PHOENIX, March 4, 2016 -- A four-month dance program helped older Latino adults walk faster and improved their physical fitness, which may reduce their risk for heart disease, according to research presented at the American Heart Association's Epidemiology/Lifestyle 2016 Scientific Sessions.
Researchers at the University of Illinois at Chicago tested whether a community-based intervention focused on Latin dancing could benefit 54 Spanish-speaking adults (about 65 years old, 80 percent Mexican female) who were not very physically active. Participants were randomly assigned to either participate in a dance program twice a week for four months or to attend a health education program. All participants completed questionnaires about their leisure time physical activity and a 400-meter walk test at the start and end of the study.
After four months of twice-weekly Latin dancing, researchers found:
Dancers walked faster and were more physically active during their leisure time than before they started dancing.
Dancers completed a 400-meter walk in just under 392 seconds compared with almost 430 seconds at the start of the study.
Leisure physical activity rose from 650 minutes to nearly a total of 818 minutes per week.
Those in the health education classes had a smaller improvements in their fitness -- they finished the 400-meter walk in about 409 seconds at the end of the study compared with 419 seconds four months earlier; total time spent on weekly leisure physical activity increased from 522 minutes to 628 minutes over the course of the study.
The dance program is a program called BAILAMOS©, a culturally-tailored, community-based lifestyle intervention developed at the University of Illinois at Chicago by David X. Marquez and Miguel Mendez, included four different dance styles -- merengue, bachata, cha cha cha and salsa -- led by the dance instructor, with more complex choreography as the program progressed.
Increasing physical activity is one of the key 2020 Impact Goals of the American Heart Association, which calls for all adults to get a minimum of 150 minutes of moderate physical activity or at least 75 minutes of vigorous physical activity (or a combination of both) each week. Regular physical activity has been shown to reduce the risk of heart disease, stroke, type 2 diabetes and complications associated with advancing age as well as improve balance, mobility and reduce stress.
Scaling up such a culturally-attuned, and what appears to be a fun intervention could have significant public health effects, said Priscilla Vásquez, M.P.H., lead study author at the University of Illinois at Chicago.
'There are many barriers older Latino adults face, and they are busy with caregiving and other responsibilities, so often physical activity takes a back seat and many times the opportunities are unavailable," Vásquez said. "This program engaged them on many levels, physically, culturally and emotionally. Anecdotally, I've heard participants say attending dance class is their stress relief. They also interact with others and build community. This impacts their physical as well as emotional health and wellbeing."

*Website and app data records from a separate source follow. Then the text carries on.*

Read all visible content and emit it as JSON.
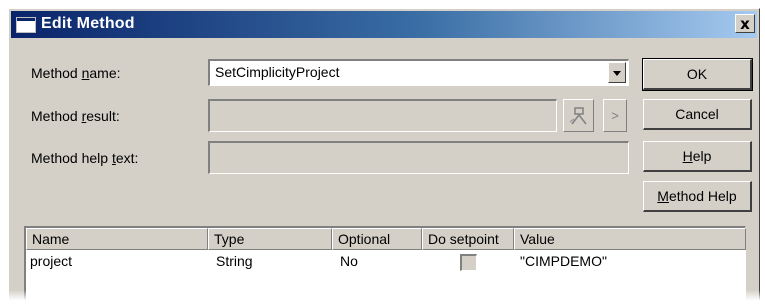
{
  "window": {
    "title": "Edit Method",
    "close_label": "x"
  },
  "form": {
    "method_name": {
      "label_pre": "Method ",
      "label_u": "n",
      "label_post": "ame:",
      "value": "SetCimplicityProject"
    },
    "method_result": {
      "label_pre": "Method ",
      "label_u": "r",
      "label_post": "esult:",
      "value": ""
    },
    "method_help_text": {
      "label_pre": "Method help ",
      "label_u": "t",
      "label_post": "ext:",
      "value": ""
    }
  },
  "buttons": {
    "ok": "OK",
    "cancel": "Cancel",
    "help_u": "H",
    "help_rest": "elp",
    "method_help_u": "M",
    "method_help_rest": "ethod Help",
    "next": ">"
  },
  "params_table": {
    "columns": [
      "Name",
      "Type",
      "Optional",
      "Do setpoint",
      "Value"
    ],
    "rows": [
      {
        "name": "project",
        "type": "String",
        "optional": "No",
        "do_setpoint": false,
        "value": "\"CIMPDEMO\""
      }
    ]
  },
  "colors": {
    "titlebar_start": "#0a246a",
    "titlebar_end": "#a6caf0",
    "dialog_bg": "#d4d0c8"
  }
}
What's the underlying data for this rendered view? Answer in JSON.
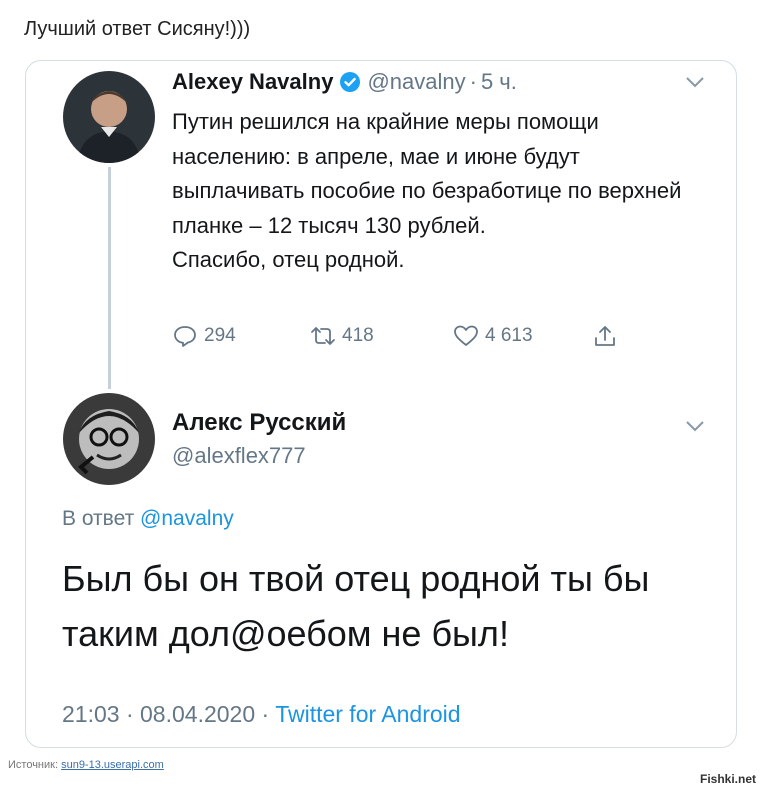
{
  "post_title": "Лучший ответ Сисяну!)))",
  "tweet": {
    "name": "Alexey Navalny",
    "handle": "@navalny",
    "separator": "·",
    "time": "5 ч.",
    "text": "Путин решился на крайние меры помощи населению: в апреле, мае и июне будут выплачивать пособие по безработице по верхней планке – 12 тысяч 130 рублей.\nСпасибо, отец родной.",
    "replies": "294",
    "retweets": "418",
    "likes": "4 613"
  },
  "reply": {
    "name": "Алекс Русский",
    "handle": "@alexflex777",
    "reply_to_label": "В ответ",
    "reply_to_mention": "@navalny",
    "text": "Был бы он твой отец родной ты бы таким дол@оебом не был!",
    "time": "21:03",
    "sep1": "·",
    "date": "08.04.2020",
    "sep2": "·",
    "client": "Twitter for Android"
  },
  "footer": {
    "source_label": "Источник:",
    "source_link": "sun9-13.userapi.com",
    "watermark": "Fishki.net"
  },
  "colors": {
    "accent": "#1b95e0",
    "secondary_text": "#657786",
    "verified": "#1da1f2"
  },
  "icons": [
    "verified-badge-icon",
    "chevron-down-icon",
    "reply-icon",
    "retweet-icon",
    "like-icon",
    "share-icon"
  ]
}
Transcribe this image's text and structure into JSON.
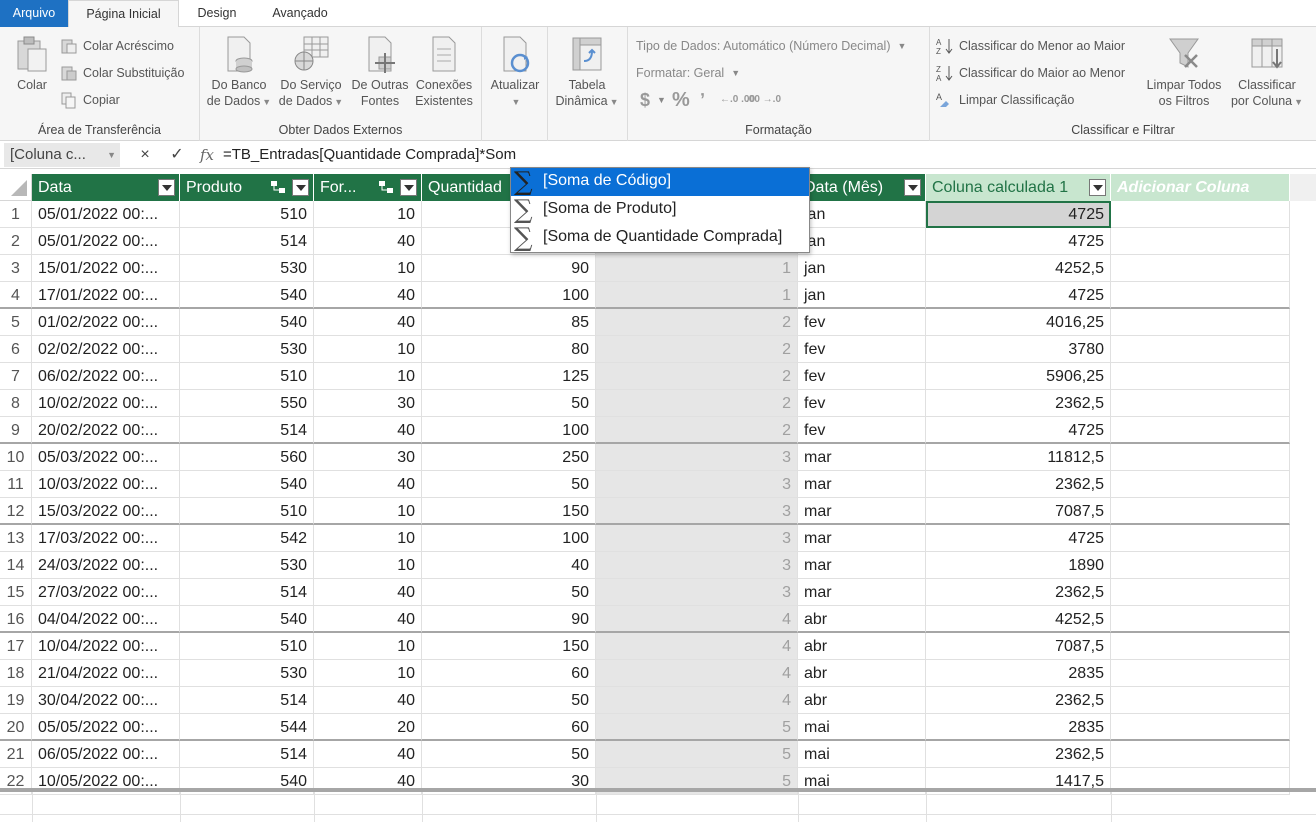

Dancing could have wider health implications, too. Vásquez said the research team is interested in testing whether BAILAMOS© can help older Latinos already experiencing mild cognitive impairment. "We are interested in using magnetic resonance imaging to see if dancing positively affects their brains," she said.
Co-authors are Susan Aguiñaga, M.S., Robert S. Wilson, Ph.D., Louis F. Fogg, Ph.D., JoEllen Wilbur, Ph.D., Susan L. Hughes, Ph.D., and David X. Marquez, Ph.D. Author disclosures are on the manuscript.
The study is funded by Alzheimer's Association and the University of Illinois at Chicago Midwest Roybal Center for Health Promotion and Translation.
Note: Actual presentation time of Abstract P246 is 4:30 p.m. MT/ 6:30 p.m. ET, Friday, March 4, 2016.
Physical Activity Resources
How To Prevent Heart Disease At Any Age
Follow AHA/ASA news on Twitter @HeartNews
Statements and conclusions of study authors that are presented at American Heart Association scientific meetings are solely those of the study authors and do not necessarily reflect association policy or position. The association makes no representation or warranty as to their accuracy or reliability. The association receives funding primarily from individuals; foundations and corporations (including pharmaceutical, device manufacturers and other companies) also make donations and fund specific association programs and events. The association has strict policies to prevent these relationships from influencing the science content. Revenues from pharmaceutical and device corporations are available at http://www.heart.org/corporatefunding.